**Prompt:** Starting from the first line below, repeat the data exactly through to the last.
BEGIN
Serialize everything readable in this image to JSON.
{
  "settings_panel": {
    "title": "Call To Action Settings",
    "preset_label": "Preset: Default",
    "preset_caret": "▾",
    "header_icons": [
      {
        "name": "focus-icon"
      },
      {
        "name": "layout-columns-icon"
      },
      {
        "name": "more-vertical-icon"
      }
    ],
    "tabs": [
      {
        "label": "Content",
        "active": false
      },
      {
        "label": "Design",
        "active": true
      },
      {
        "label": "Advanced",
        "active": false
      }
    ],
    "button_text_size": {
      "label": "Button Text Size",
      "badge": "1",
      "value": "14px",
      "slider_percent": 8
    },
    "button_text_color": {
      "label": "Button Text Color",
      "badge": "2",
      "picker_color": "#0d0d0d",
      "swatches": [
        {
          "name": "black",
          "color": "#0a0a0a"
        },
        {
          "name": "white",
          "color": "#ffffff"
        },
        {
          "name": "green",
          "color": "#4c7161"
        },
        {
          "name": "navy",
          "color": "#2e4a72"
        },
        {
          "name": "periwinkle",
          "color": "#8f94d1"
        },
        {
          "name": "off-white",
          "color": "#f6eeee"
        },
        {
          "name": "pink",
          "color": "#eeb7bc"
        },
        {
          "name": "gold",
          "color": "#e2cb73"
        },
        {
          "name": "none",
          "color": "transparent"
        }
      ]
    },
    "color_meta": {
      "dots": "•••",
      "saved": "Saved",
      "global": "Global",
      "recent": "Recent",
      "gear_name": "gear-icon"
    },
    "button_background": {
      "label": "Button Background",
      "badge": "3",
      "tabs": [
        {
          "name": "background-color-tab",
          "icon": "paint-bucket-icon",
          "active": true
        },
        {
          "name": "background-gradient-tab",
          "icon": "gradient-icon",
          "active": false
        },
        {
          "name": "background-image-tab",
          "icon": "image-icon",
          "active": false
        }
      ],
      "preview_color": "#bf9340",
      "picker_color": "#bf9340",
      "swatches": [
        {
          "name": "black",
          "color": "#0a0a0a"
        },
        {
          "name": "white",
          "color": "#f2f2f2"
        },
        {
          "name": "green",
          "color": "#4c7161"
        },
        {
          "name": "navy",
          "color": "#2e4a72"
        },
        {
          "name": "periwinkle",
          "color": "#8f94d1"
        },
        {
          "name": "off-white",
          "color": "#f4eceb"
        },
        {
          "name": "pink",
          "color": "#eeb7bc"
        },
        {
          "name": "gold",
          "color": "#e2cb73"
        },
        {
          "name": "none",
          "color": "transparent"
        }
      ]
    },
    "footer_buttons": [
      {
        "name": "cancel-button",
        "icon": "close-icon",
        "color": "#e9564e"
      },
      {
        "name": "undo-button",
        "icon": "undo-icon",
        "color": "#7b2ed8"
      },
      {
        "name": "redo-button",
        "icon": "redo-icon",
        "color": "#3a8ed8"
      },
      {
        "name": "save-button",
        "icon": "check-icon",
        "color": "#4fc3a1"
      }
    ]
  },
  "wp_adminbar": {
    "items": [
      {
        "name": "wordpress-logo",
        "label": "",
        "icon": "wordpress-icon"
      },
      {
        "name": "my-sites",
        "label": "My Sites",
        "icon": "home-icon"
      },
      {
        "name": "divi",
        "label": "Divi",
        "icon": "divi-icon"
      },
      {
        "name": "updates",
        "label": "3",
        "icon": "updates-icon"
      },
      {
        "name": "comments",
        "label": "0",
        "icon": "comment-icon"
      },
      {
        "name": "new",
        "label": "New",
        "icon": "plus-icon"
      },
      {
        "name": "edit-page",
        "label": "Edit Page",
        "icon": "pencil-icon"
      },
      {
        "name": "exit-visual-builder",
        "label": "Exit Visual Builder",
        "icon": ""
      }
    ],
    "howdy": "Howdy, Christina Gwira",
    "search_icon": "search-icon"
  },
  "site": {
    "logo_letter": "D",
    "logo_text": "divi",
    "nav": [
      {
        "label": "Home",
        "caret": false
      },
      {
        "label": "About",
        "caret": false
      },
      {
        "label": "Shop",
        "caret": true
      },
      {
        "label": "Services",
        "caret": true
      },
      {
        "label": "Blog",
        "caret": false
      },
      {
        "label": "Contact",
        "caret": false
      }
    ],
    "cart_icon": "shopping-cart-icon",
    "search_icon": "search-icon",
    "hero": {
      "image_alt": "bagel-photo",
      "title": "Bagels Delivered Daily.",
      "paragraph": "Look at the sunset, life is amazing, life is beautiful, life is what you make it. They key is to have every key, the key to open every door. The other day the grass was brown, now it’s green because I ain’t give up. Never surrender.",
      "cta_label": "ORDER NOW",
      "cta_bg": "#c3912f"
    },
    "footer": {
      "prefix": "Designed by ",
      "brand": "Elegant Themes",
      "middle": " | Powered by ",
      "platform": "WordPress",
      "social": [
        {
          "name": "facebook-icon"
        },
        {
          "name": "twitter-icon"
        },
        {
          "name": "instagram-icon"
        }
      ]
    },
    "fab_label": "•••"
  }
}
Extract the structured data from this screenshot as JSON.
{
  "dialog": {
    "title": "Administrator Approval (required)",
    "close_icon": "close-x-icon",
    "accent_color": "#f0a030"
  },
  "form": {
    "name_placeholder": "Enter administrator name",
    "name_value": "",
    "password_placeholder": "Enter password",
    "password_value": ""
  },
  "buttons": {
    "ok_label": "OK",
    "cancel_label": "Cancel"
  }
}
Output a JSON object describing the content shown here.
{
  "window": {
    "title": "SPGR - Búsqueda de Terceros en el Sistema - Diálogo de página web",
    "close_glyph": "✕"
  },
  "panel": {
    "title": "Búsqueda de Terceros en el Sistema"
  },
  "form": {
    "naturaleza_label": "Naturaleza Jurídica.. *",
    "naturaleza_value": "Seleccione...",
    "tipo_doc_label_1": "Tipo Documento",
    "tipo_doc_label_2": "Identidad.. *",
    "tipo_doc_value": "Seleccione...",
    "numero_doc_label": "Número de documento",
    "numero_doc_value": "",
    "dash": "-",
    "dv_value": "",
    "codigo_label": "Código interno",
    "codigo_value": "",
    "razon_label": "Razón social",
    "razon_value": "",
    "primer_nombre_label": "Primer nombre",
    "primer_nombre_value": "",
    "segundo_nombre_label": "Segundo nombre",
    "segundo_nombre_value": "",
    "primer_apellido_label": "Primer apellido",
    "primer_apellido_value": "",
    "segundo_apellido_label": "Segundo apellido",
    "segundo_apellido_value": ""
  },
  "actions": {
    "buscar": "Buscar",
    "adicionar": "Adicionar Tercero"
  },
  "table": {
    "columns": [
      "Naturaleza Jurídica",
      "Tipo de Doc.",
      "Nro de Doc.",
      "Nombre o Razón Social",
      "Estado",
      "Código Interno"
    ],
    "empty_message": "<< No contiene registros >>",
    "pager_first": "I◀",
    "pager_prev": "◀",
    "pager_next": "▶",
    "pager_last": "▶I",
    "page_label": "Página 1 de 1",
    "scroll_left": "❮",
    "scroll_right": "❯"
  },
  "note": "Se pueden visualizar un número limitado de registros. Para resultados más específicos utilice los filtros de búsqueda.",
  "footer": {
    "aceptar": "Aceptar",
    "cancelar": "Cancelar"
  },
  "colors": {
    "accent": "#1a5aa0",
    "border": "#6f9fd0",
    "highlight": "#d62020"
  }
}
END
**Task response:**
Serialize everything readable in this image to JSON.
{
  "settings_panel": {
    "title": "Call To Action Settings",
    "preset_label": "Preset: Default",
    "preset_caret": "▾",
    "header_icons": [
      {
        "name": "focus-icon"
      },
      {
        "name": "layout-columns-icon"
      },
      {
        "name": "more-vertical-icon"
      }
    ],
    "tabs": [
      {
        "label": "Content",
        "active": false
      },
      {
        "label": "Design",
        "active": true
      },
      {
        "label": "Advanced",
        "active": false
      }
    ],
    "button_text_size": {
      "label": "Button Text Size",
      "badge": "1",
      "value": "14px",
      "slider_percent": 8
    },
    "button_text_color": {
      "label": "Button Text Color",
      "badge": "2",
      "picker_color": "#0d0d0d",
      "swatches": [
        {
          "name": "black",
          "color": "#0a0a0a"
        },
        {
          "name": "white",
          "color": "#ffffff"
        },
        {
          "name": "green",
          "color": "#4c7161"
        },
        {
          "name": "navy",
          "color": "#2e4a72"
        },
        {
          "name": "periwinkle",
          "color": "#8f94d1"
        },
        {
          "name": "off-white",
          "color": "#f6eeee"
        },
        {
          "name": "pink",
          "color": "#eeb7bc"
        },
        {
          "name": "gold",
          "color": "#e2cb73"
        },
        {
          "name": "none",
          "color": "transparent"
        }
      ]
    },
    "color_meta": {
      "dots": "•••",
      "saved": "Saved",
      "global": "Global",
      "recent": "Recent",
      "gear_name": "gear-icon"
    },
    "button_background": {
      "label": "Button Background",
      "badge": "3",
      "tabs": [
        {
          "name": "background-color-tab",
          "icon": "paint-bucket-icon",
          "active": true
        },
        {
          "name": "background-gradient-tab",
          "icon": "gradient-icon",
          "active": false
        },
        {
          "name": "background-image-tab",
          "icon": "image-icon",
          "active": false
        }
      ],
      "preview_color": "#bf9340",
      "picker_color": "#bf9340",
      "swatches": [
        {
          "name": "black",
          "color": "#0a0a0a"
        },
        {
          "name": "white",
          "color": "#f2f2f2"
        },
        {
          "name": "green",
          "color": "#4c7161"
        },
        {
          "name": "navy",
          "color": "#2e4a72"
        },
        {
          "name": "periwinkle",
          "color": "#8f94d1"
        },
        {
          "name": "off-white",
          "color": "#f4eceb"
        },
        {
          "name": "pink",
          "color": "#eeb7bc"
        },
        {
          "name": "gold",
          "color": "#e2cb73"
        },
        {
          "name": "none",
          "color": "transparent"
        }
      ]
    },
    "footer_buttons": [
      {
        "name": "cancel-button",
        "icon": "close-icon",
        "color": "#e9564e"
      },
      {
        "name": "undo-button",
        "icon": "undo-icon",
        "color": "#7b2ed8"
      },
      {
        "name": "redo-button",
        "icon": "redo-icon",
        "color": "#3a8ed8"
      },
      {
        "name": "save-button",
        "icon": "check-icon",
        "color": "#4fc3a1"
      }
    ]
  },
  "wp_adminbar": {
    "items": [
      {
        "name": "wordpress-logo",
        "label": "",
        "icon": "wordpress-icon"
      },
      {
        "name": "my-sites",
        "label": "My Sites",
        "icon": "home-icon"
      },
      {
        "name": "divi",
        "label": "Divi",
        "icon": "divi-icon"
      },
      {
        "name": "updates",
        "label": "3",
        "icon": "updates-icon"
      },
      {
        "name": "comments",
        "label": "0",
        "icon": "comment-icon"
      },
      {
        "name": "new",
        "label": "New",
        "icon": "plus-icon"
      },
      {
        "name": "edit-page",
        "label": "Edit Page",
        "icon": "pencil-icon"
      },
      {
        "name": "exit-visual-builder",
        "label": "Exit Visual Builder",
        "icon": ""
      }
    ],
    "howdy": "Howdy, Christina Gwira",
    "search_icon": "search-icon"
  },
  "site": {
    "logo_letter": "D",
    "logo_text": "divi",
    "nav": [
      {
        "label": "Home",
        "caret": false
      },
      {
        "label": "About",
        "caret": false
      },
      {
        "label": "Shop",
        "caret": true
      },
      {
        "label": "Services",
        "caret": true
      },
      {
        "label": "Blog",
        "caret": false
      },
      {
        "label": "Contact",
        "caret": false
      }
    ],
    "cart_icon": "shopping-cart-icon",
    "search_icon": "search-icon",
    "hero": {
      "image_alt": "bagel-photo",
      "title": "Bagels Delivered Daily.",
      "paragraph": "Look at the sunset, life is amazing, life is beautiful, life is what you make it. They key is to have every key, the key to open every door. The other day the grass was brown, now it’s green because I ain’t give up. Never surrender.",
      "cta_label": "ORDER NOW",
      "cta_bg": "#c3912f"
    },
    "footer": {
      "prefix": "Designed by ",
      "brand": "Elegant Themes",
      "middle": " | Powered by ",
      "platform": "WordPress",
      "social": [
        {
          "name": "facebook-icon"
        },
        {
          "name": "twitter-icon"
        },
        {
          "name": "instagram-icon"
        }
      ]
    },
    "fab_label": "•••"
  }
}
Extract the structured data from this screenshot as JSON.
{
  "dialog": {
    "title": "Administrator Approval (required)",
    "close_icon": "close-x-icon",
    "accent_color": "#f0a030"
  },
  "form": {
    "name_placeholder": "Enter administrator name",
    "name_value": "",
    "password_placeholder": "Enter password",
    "password_value": ""
  },
  "buttons": {
    "ok_label": "OK",
    "cancel_label": "Cancel"
  }
}
Output a JSON object describing the content shown here.
{
  "window": {
    "title": "SPGR - Búsqueda de Terceros en el Sistema - Diálogo de página web",
    "close_glyph": "✕"
  },
  "panel": {
    "title": "Búsqueda de Terceros en el Sistema"
  },
  "form": {
    "naturaleza_label": "Naturaleza Jurídica.. *",
    "naturaleza_value": "Seleccione...",
    "tipo_doc_label_1": "Tipo Documento",
    "tipo_doc_label_2": "Identidad.. *",
    "tipo_doc_value": "Seleccione...",
    "numero_doc_label": "Número de documento",
    "numero_doc_value": "",
    "dash": "-",
    "dv_value": "",
    "codigo_label": "Código interno",
    "codigo_value": "",
    "razon_label": "Razón social",
    "razon_value": "",
    "primer_nombre_label": "Primer nombre",
    "primer_nombre_value": "",
    "segundo_nombre_label": "Segundo nombre",
    "segundo_nombre_value": "",
    "primer_apellido_label": "Primer apellido",
    "primer_apellido_value": "",
    "segundo_apellido_label": "Segundo apellido",
    "segundo_apellido_value": ""
  },
  "actions": {
    "buscar": "Buscar",
    "adicionar": "Adicionar Tercero"
  },
  "table": {
    "columns": [
      "Naturaleza Jurídica",
      "Tipo de Doc.",
      "Nro de Doc.",
      "Nombre o Razón Social",
      "Estado",
      "Código Interno"
    ],
    "empty_message": "<< No contiene registros >>",
    "pager_first": "I◀",
    "pager_prev": "◀",
    "pager_next": "▶",
    "pager_last": "▶I",
    "page_label": "Página 1 de 1",
    "scroll_left": "❮",
    "scroll_right": "❯"
  },
  "note": "Se pueden visualizar un número limitado de registros. Para resultados más específicos utilice los filtros de búsqueda.",
  "footer": {
    "aceptar": "Aceptar",
    "cancelar": "Cancelar"
  },
  "colors": {
    "accent": "#1a5aa0",
    "border": "#6f9fd0",
    "highlight": "#d62020"
  }
}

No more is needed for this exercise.